To avoid the many long years required to wait before a lemon tree naturally comes into fruit, the lemon tree production industry bypasses this wait by grafting their preferred varieties onto a rootstock. This has the result of stressing the tree which will bring the plant into maturity and therefore into fruiting condition maybe as early as two years but usually three to five years. Now once your lemon tree starts producing flowers it still does not mean that it will set fruit. Young plants are often prone to blossom drop. This is when many of the newly forming fruits fall off well before they can begin to grow and can happen for one or two years until the plant becomes older and more established.
Most citrus varieties are self-fertile, so only one tree is typically needed for fruit production. On average, fruit bearing begins when the trees are.
You can successfully grow a lemon tree in a pot — read on to get all the details! Those who follow my gardening life on Instagram may know that I have been struggling with a lemon tree planted in my garden. It is finally showing some signs of flowering and fruiting. I will share with you in another post on the steps I took to make my lemon tree productive.
Australian House and Garden. If you're planning on growing your very own citrus trees, one of the biggest questions you're probably wondering is how to grow lots of fruit on your citrus tree. After all, there's nothing more satisfying than eating your produce, and, as they say, the more the merrier! To help you with your gardening, we've pulled together some expert tips. Citrus trees are some of the easiest fruit trees to grow in your backyard. Their popularity is deserved — they are ornamental yet productive, have handsome, shiny green leaves and fragrant flowers , and add wonderful flavours and zing to cooking.
As housing blocks become smaller, potted lemon is becoming an excellent option for homeowners to still enjoy homegrown produce. In Part 1: How to Grow Potted Lemon Tree , we looked at some general information on how to get started such as pot selection etc , here is further advice to help you get the most from your potted lemon tree.
Citrus provides year-round greenery, sweet-smelling blossoms and tasty fruit…. Poor soil conditions and limited growing area? No problem…. Understand the light and temperature requirements of citrus — Citrus trees need 8 hours of sun and a sunny, wind-free location is ideal.

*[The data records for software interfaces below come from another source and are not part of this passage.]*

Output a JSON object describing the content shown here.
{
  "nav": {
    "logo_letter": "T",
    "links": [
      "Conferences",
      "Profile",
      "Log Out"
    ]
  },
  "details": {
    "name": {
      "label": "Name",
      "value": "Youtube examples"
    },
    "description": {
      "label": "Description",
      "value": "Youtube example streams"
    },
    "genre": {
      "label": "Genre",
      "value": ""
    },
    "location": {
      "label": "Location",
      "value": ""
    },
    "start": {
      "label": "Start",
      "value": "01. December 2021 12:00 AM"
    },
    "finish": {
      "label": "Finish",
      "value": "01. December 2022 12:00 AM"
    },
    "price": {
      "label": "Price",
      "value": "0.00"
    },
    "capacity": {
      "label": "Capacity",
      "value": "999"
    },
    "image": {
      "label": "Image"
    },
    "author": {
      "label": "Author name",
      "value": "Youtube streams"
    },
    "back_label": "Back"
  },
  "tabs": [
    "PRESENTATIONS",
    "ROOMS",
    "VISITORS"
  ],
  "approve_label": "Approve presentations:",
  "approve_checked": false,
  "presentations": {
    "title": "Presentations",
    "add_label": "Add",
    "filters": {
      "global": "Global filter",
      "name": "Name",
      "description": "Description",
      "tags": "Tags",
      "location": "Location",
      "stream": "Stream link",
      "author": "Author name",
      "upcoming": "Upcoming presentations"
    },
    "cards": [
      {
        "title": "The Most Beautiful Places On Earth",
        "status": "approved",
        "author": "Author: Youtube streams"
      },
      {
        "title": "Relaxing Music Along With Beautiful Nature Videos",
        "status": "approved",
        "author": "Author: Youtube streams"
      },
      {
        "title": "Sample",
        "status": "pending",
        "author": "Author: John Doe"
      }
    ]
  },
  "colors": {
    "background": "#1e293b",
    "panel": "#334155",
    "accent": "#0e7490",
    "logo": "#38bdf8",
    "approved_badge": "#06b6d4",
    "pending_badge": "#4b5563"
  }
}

Citrus trees are also very frost-sensitive and must be protected or moved inside to a covered area in cold weather.
Not only a classic accompaniment to fish and seafood, but also a great organic detox fruit. If you use the rind, organic lemons are the best, because they are not waxed and do not contain residues. A great variety is the Meyer lemon, which is smaller, darker yellow and very aromatic.